-------- Exercise data

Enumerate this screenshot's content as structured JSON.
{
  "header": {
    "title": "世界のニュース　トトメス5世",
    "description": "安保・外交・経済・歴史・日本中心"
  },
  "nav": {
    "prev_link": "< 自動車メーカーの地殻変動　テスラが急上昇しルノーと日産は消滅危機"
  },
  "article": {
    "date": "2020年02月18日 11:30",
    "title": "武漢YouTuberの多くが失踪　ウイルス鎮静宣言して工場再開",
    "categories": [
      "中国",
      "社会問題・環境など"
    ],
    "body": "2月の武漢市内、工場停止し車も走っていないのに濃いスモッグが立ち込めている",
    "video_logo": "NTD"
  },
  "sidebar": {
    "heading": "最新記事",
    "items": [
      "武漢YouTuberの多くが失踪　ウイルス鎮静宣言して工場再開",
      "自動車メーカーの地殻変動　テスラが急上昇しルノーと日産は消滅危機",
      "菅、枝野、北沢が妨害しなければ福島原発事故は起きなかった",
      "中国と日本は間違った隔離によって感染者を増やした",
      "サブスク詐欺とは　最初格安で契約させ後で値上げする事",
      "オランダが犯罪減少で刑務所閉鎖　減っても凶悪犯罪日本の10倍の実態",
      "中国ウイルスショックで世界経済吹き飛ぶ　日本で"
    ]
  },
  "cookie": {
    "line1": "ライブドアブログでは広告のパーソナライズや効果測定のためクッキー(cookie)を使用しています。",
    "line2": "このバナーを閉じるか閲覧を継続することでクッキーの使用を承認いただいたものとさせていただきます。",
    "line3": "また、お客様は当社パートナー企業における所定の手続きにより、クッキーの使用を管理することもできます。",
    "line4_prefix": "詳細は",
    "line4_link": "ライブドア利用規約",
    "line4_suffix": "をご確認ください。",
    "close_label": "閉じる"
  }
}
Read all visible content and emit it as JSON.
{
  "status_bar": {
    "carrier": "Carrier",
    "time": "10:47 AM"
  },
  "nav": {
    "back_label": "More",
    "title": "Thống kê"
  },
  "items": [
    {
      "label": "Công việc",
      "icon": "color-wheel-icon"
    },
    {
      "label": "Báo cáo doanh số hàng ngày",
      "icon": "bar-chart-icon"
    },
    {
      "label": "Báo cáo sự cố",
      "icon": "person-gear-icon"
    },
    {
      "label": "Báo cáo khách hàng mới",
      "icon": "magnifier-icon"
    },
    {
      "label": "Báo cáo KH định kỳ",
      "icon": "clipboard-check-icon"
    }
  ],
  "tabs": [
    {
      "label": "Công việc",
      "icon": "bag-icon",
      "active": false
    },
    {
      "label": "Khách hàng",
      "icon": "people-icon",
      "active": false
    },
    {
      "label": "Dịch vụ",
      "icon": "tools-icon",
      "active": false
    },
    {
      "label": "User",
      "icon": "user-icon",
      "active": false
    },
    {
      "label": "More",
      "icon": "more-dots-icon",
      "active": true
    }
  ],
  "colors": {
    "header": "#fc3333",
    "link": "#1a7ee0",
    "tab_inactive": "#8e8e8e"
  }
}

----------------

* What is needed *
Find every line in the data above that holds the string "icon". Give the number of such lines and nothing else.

* Your solution *
10